What you should do
Reproduce all the data verbatim.

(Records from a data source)

═══

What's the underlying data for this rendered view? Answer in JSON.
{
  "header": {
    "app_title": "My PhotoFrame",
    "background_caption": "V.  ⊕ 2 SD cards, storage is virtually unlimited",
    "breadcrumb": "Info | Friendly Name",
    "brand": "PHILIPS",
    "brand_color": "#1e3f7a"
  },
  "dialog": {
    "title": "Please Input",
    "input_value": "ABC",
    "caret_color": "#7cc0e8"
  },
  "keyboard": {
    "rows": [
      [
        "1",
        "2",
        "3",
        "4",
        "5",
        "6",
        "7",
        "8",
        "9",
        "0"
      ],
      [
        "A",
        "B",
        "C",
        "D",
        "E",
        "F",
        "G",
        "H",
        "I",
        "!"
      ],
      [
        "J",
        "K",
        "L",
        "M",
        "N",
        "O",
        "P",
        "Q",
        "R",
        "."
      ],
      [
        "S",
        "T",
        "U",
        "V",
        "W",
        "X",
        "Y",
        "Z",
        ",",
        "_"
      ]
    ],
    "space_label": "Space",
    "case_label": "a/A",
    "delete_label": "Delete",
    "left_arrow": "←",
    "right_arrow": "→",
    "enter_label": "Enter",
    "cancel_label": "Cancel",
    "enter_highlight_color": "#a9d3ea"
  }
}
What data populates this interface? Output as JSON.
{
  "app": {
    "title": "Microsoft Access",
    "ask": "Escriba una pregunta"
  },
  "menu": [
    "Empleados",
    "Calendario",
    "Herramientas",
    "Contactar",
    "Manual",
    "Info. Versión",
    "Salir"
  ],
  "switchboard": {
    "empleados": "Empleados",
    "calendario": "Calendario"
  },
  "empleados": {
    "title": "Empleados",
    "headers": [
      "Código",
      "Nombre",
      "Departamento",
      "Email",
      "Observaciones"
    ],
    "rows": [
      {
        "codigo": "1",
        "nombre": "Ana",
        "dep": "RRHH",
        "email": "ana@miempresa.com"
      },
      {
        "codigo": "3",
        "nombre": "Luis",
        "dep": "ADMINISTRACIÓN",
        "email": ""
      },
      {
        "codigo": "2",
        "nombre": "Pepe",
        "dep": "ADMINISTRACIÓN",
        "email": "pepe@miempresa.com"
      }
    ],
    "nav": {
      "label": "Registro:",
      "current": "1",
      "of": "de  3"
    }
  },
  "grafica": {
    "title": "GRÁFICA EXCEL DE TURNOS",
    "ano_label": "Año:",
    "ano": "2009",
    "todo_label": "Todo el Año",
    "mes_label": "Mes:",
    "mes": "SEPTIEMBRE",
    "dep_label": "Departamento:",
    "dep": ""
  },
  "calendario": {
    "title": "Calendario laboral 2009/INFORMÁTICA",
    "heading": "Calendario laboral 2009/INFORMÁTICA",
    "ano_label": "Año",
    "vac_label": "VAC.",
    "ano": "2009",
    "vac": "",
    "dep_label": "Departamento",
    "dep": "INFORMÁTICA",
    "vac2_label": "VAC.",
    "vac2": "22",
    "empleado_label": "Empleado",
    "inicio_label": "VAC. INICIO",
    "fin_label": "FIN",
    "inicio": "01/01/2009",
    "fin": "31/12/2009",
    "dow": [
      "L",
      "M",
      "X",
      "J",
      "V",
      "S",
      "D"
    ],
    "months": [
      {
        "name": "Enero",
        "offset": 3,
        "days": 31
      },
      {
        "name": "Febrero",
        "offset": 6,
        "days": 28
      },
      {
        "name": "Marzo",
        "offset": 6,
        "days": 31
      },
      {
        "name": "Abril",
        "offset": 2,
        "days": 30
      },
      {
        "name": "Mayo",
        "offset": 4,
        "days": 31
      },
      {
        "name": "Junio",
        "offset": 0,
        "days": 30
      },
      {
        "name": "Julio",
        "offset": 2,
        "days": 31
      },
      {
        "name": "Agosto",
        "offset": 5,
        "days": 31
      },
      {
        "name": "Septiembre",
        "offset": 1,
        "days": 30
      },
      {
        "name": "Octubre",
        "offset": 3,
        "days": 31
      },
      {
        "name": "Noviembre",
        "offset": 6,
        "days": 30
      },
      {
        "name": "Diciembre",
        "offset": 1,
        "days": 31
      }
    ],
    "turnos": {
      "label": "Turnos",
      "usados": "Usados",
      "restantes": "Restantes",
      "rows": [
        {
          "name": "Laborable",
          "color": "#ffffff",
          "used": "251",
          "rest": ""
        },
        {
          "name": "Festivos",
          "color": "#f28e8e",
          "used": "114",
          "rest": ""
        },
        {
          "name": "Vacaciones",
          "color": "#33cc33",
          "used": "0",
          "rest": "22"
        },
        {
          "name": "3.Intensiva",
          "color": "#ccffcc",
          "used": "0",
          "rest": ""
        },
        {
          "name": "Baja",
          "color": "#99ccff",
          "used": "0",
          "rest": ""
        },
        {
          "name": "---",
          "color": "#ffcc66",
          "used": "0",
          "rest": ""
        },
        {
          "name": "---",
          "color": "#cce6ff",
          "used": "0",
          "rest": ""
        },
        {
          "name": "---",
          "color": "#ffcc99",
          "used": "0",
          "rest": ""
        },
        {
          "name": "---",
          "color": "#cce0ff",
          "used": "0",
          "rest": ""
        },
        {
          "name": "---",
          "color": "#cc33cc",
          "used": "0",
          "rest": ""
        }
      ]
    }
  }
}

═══

Task output
What's the underlying data for this rendered view? Answer in JSON.
{
  "header": {
    "app_title": "My PhotoFrame",
    "background_caption": "V.  ⊕ 2 SD cards, storage is virtually unlimited",
    "breadcrumb": "Info | Friendly Name",
    "brand": "PHILIPS",
    "brand_color": "#1e3f7a"
  },
  "dialog": {
    "title": "Please Input",
    "input_value": "ABC",
    "caret_color": "#7cc0e8"
  },
  "keyboard": {
    "rows": [
      [
        "1",
        "2",
        "3",
        "4",
        "5",
        "6",
        "7",
        "8",
        "9",
        "0"
      ],
      [
        "A",
        "B",
        "C",
        "D",
        "E",
        "F",
        "G",
        "H",
        "I",
        "!"
      ],
      [
        "J",
        "K",
        "L",
        "M",
        "N",
        "O",
        "P",
        "Q",
        "R",
        "."
      ],
      [
        "S",
        "T",
        "U",
        "V",
        "W",
        "X",
        "Y",
        "Z",
        ",",
        "_"
      ]
    ],
    "space_label": "Space",
    "case_label": "a/A",
    "delete_label": "Delete",
    "left_arrow": "←",
    "right_arrow": "→",
    "enter_label": "Enter",
    "cancel_label": "Cancel",
    "enter_highlight_color": "#a9d3ea"
  }
}
What data populates this interface? Output as JSON.
{
  "app": {
    "title": "Microsoft Access",
    "ask": "Escriba una pregunta"
  },
  "menu": [
    "Empleados",
    "Calendario",
    "Herramientas",
    "Contactar",
    "Manual",
    "Info. Versión",
    "Salir"
  ],
  "switchboard": {
    "empleados": "Empleados",
    "calendario": "Calendario"
  },
  "empleados": {
    "title": "Empleados",
    "headers": [
      "Código",
      "Nombre",
      "Departamento",
      "Email",
      "Observaciones"
    ],
    "rows": [
      {
        "codigo": "1",
        "nombre": "Ana",
        "dep": "RRHH",
        "email": "ana@miempresa.com"
      },
      {
        "codigo": "3",
        "nombre": "Luis",
        "dep": "ADMINISTRACIÓN",
        "email": ""
      },
      {
        "codigo": "2",
        "nombre": "Pepe",
        "dep": "ADMINISTRACIÓN",
        "email": "pepe@miempresa.com"
      }
    ],
    "nav": {
      "label": "Registro:",
      "current": "1",
      "of": "de  3"
    }
  },
  "grafica": {
    "title": "GRÁFICA EXCEL DE TURNOS",
    "ano_label": "Año:",
    "ano": "2009",
    "todo_label": "Todo el Año",
    "mes_label": "Mes:",
    "mes": "SEPTIEMBRE",
    "dep_label": "Departamento:",
    "dep": ""
  },
  "calendario": {
    "title": "Calendario laboral 2009/INFORMÁTICA",
    "heading": "Calendario laboral 2009/INFORMÁTICA",
    "ano_label": "Año",
    "vac_label": "VAC.",
    "ano": "2009",
    "vac": "",
    "dep_label": "Departamento",
    "dep": "INFORMÁTICA",
    "vac2_label": "VAC.",
    "vac2": "22",
    "empleado_label": "Empleado",
    "inicio_label": "VAC. INICIO",
    "fin_label": "FIN",
    "inicio": "01/01/2009",
    "fin": "31/12/2009",
    "dow": [
      "L",
      "M",
      "X",
      "J",
      "V",
      "S",
      "D"
    ],
    "months": [
      {
        "name": "Enero",
        "offset": 3,
        "days": 31
      },
      {
        "name": "Febrero",
        "offset": 6,
        "days": 28
      },
      {
        "name": "Marzo",
        "offset": 6,
        "days": 31
      },
      {
        "name": "Abril",
        "offset": 2,
        "days": 30
      },
      {
        "name": "Mayo",
        "offset": 4,
        "days": 31
      },
      {
        "name": "Junio",
        "offset": 0,
        "days": 30
      },
      {
        "name": "Julio",
        "offset": 2,
        "days": 31
      },
      {
        "name": "Agosto",
        "offset": 5,
        "days": 31
      },
      {
        "name": "Septiembre",
        "offset": 1,
        "days": 30
      },
      {
        "name": "Octubre",
        "offset": 3,
        "days": 31
      },
      {
        "name": "Noviembre",
        "offset": 6,
        "days": 30
      },
      {
        "name": "Diciembre",
        "offset": 1,
        "days": 31
      }
    ],
    "turnos": {
      "label": "Turnos",
      "usados": "Usados",
      "restantes": "Restantes",
      "rows": [
        {
          "name": "Laborable",
          "color": "#ffffff",
          "used": "251",
          "rest": ""
        },
        {
          "name": "Festivos",
          "color": "#f28e8e",
          "used": "114",
          "rest": ""
        },
        {
          "name": "Vacaciones",
          "color": "#33cc33",
          "used": "0",
          "rest": "22"
        },
        {
          "name": "3.Intensiva",
          "color": "#ccffcc",
          "used": "0",
          "rest": ""
        },
        {
          "name": "Baja",
          "color": "#99ccff",
          "used": "0",
          "rest": ""
        },
        {
          "name": "---",
          "color": "#ffcc66",
          "used": "0",
          "rest": ""
        },
        {
          "name": "---",
          "color": "#cce6ff",
          "used": "0",
          "rest": ""
        },
        {
          "name": "---",
          "color": "#ffcc99",
          "used": "0",
          "rest": ""
        },
        {
          "name": "---",
          "color": "#cce0ff",
          "used": "0",
          "rest": ""
        },
        {
          "name": "---",
          "color": "#cc33cc",
          "used": "0",
          "rest": ""
        }
      ]
    }
  }
}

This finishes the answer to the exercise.